- **WHAT IS BEING ASKED**:
Some lines in the entries contain the word "Desktop". Copy all of them.

[INPUT FOR THIS TASK Boundary: Start]

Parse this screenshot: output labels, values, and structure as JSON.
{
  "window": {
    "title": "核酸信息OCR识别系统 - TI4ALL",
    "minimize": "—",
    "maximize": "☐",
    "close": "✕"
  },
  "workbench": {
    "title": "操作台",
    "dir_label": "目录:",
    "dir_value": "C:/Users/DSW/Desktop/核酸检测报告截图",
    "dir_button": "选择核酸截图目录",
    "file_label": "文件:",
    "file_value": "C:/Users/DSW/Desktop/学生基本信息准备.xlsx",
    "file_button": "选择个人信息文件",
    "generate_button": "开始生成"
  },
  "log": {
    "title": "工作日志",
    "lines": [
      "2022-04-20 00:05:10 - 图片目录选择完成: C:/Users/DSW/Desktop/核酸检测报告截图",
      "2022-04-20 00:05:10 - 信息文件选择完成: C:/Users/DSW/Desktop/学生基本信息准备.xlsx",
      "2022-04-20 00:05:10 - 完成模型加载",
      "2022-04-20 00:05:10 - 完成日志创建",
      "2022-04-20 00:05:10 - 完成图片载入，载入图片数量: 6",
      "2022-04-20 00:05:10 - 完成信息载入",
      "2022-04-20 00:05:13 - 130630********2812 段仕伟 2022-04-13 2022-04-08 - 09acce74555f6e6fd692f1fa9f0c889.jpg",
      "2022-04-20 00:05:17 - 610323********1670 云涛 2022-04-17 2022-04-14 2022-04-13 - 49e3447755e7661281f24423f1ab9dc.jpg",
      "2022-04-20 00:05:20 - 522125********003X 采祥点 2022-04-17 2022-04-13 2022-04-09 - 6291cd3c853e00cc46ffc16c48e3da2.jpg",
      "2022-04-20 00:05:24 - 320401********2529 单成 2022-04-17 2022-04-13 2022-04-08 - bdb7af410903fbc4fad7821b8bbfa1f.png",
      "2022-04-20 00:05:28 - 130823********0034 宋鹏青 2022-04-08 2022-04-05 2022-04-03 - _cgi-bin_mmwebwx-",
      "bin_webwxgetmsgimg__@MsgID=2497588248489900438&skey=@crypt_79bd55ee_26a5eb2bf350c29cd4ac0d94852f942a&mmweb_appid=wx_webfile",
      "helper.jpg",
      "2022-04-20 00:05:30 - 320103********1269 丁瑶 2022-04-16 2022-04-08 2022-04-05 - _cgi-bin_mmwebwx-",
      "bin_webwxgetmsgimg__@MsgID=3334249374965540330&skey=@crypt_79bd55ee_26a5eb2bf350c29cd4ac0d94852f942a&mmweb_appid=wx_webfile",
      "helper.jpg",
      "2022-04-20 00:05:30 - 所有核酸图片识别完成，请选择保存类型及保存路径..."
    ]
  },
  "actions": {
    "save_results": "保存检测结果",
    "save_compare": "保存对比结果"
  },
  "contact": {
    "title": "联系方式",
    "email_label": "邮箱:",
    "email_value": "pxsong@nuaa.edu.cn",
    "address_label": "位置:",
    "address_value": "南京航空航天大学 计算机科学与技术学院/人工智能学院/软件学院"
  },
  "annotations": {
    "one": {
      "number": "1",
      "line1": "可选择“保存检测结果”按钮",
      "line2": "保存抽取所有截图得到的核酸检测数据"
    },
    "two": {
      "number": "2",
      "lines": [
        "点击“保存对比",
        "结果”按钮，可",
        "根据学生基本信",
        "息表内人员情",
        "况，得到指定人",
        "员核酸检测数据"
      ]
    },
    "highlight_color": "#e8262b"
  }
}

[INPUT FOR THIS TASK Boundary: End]

- **OUTPUT BELOW**:
    "dir_value": "C:/Users/DSW/Desktop/核酸检测报告截图",
    "file_value": "C:/Users/DSW/Desktop/学生基本信息准备.xlsx",
      "2022-04-20 00:05:10 - 图片目录选择完成: C:/Users/DSW/Desktop/核酸检测报告截图",
      "2022-04-20 00:05:10 - 信息文件选择完成: C:/Users/DSW/Desktop/学生基本信息准备.xlsx",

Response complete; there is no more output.